Beer will be provided by Bike Dog Brewing Company of West Sacramento, while the wines will be provided by Old Sugar Mill Wineries of Clarksburg. Food will be available for purchase from several locally operated food trucks.
“Beer and Ballet” shows have a particular strength: the variety of the choreography.
Last year’s show ended with a brilliant duet/duel blending martial arts with ballet, throwing the audience into a kinetic group finale, racing to the finish with a Beethoven piano sonata.
Anthony Krutzkamp, Artistic Director of the company, confirmed twelve of his dancers have prepared original choreography for the show this year. The new works display how the exposure of these artists to different choreography and choreographers bears fruit in the development of their own unique work and working processes.
“They’re taking on a different look and feel,” Krutzkamp said. “It’s those experiences they have with us, they have over the summer [with other dance companies and with Capital Dance Project], they’re just becoming a bit different artistically—it’s really fun to watch the chameleon process.”

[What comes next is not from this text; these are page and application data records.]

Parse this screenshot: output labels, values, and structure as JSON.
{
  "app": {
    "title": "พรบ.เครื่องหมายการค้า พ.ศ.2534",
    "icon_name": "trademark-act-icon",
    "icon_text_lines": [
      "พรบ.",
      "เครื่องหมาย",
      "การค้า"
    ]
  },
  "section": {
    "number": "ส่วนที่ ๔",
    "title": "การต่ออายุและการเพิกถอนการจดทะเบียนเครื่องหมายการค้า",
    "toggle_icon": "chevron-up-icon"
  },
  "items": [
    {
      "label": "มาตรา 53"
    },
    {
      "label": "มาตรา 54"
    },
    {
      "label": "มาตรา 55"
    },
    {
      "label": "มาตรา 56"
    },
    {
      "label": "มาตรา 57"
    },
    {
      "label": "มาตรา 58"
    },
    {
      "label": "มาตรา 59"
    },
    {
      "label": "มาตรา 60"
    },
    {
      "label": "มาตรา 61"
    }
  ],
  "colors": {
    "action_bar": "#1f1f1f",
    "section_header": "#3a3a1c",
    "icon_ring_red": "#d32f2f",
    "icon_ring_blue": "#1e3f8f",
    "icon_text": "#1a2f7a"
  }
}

One aspect of this development has been about more sophisticated partnering skills and methods for coaching partnering steps.
Because Krutzkamp hires dancers for their strengths, not to all look alike and have the same height, dancers are forced to hone their partnering skills all the more, accounting for differences between bodies.

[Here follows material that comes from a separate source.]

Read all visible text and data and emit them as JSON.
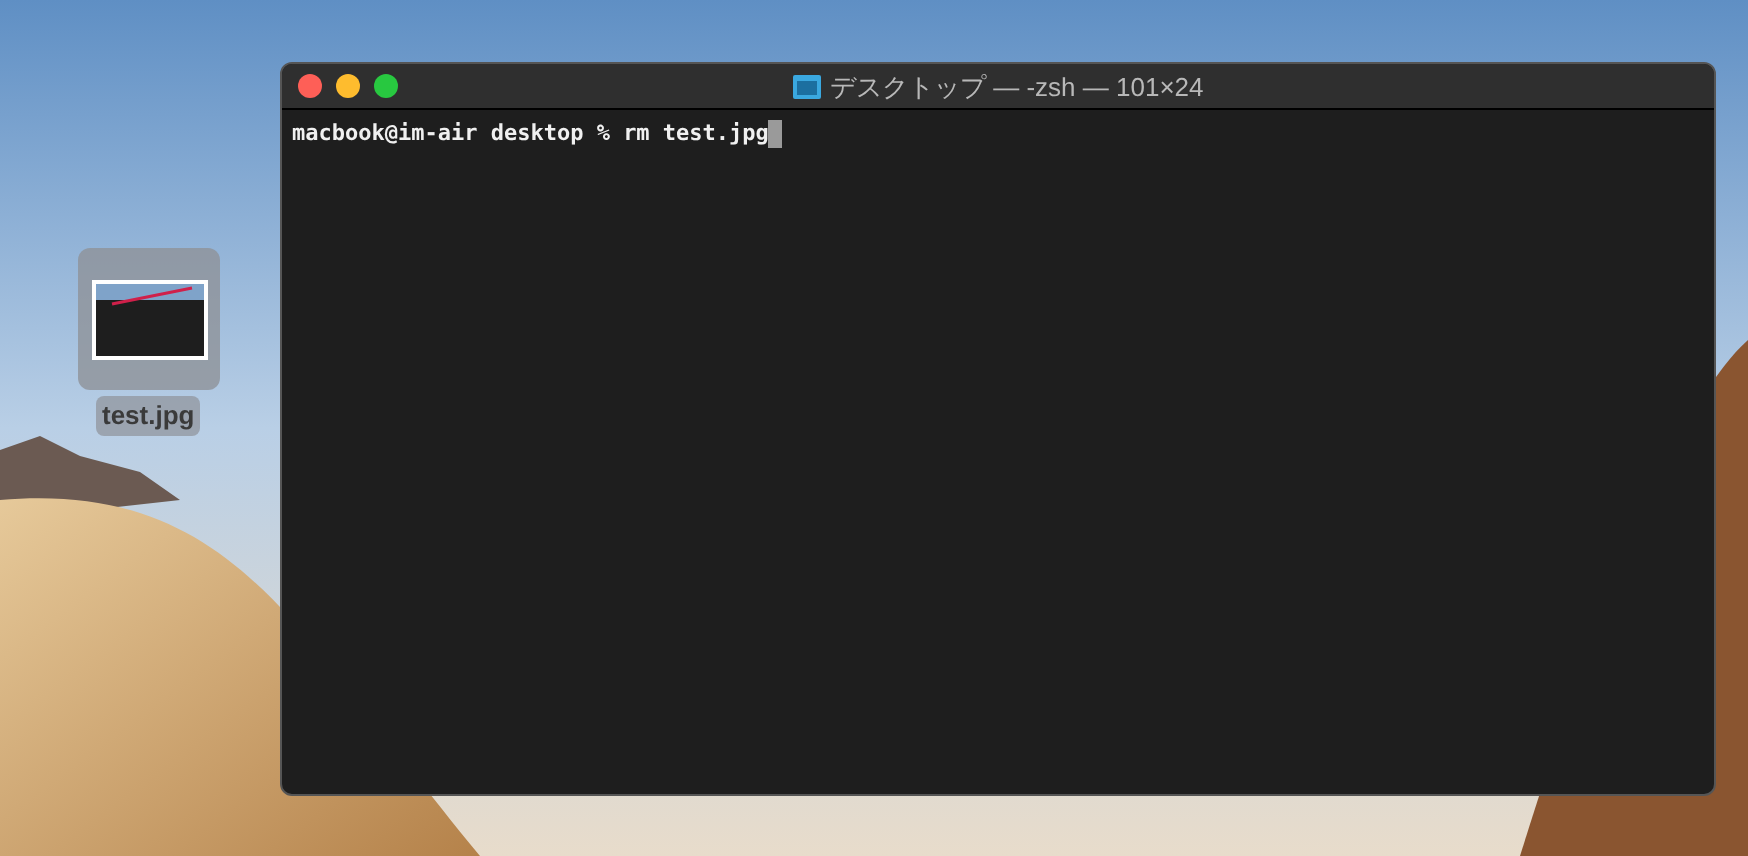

“When you’re partnering, it’s different types of bodies together and that coaching is really fun, because you’re like ‘how are we going to get this person who’s five-six, who dances with a person who’s six-one, but then the other cast, the dancers are five-five and five-eight?’,” he explained. “Their center load is completely different, the sensibility of how you lift them is completely different. It’s actually my favorite part of my job: bodies, physics, art—all in one.”
The whole show runs about two hours, with two intermissions. Arrive 15-minutes early, and also catch a pre-show performance by the Second Company, composed of trainee dancers.
The Second Company is a growing part of Sacramento Ballet, recently giving their own show together with students from the School of Sacramento Ballet. That show was held at Land Park Amphitheater, an outdoor venue which has been the subject of its own renovation project.
Davisites keen on building up the arts here in town might find “Beer and Ballet” especially inspiring: dance, music, people, food and drink brought together by adapting and extending the existing arts infrastructure, creating something beautiful and new outdoors.
Some of our own arts buildings tempt the imagination as sites for a similar outdoor venue. Think of the Pence Gallery patio, the E Street Plaza, or the parking lot adjoining Third Space Art Collective at their new location.
It’s a nice dream to enjoy for a moment: dancers, actors, musicians and poets, all leaping with abandon across an outdoor stage in downtown Davis. Could it be done? Outdoor events have their challenges but the Sacramento Ballet seems to be making it work.
They present us with a model of how, in the right place, with the right extra infrastructure, the right event can drive a vibrant arts and culture scene forward.
If you drive from Davis
If you drive from Davis, navigate from the freeway to N Street, heading east. When you pass the large brick building on your right, turn right on 25th Street, and then again right on O Street. Immediately on your right will be the gate into the parking lot. Parking can also be found on the neighboring streets.
E. Claire Raley Studios for the Performing Arts
2420 N Street
Sacramento, Ca. 95816
(enter parking lot on O Street between 24th and 25th)
Dates: September 29 – October 8 (some performances already sold out)
Times: 2pm and 8pm
Cost: $60 + free glass of wine or beer
Venue website: claramidtown.org
Venue phone: none
Wheelchair accessible: yes
Organizer: Sacramento Ballet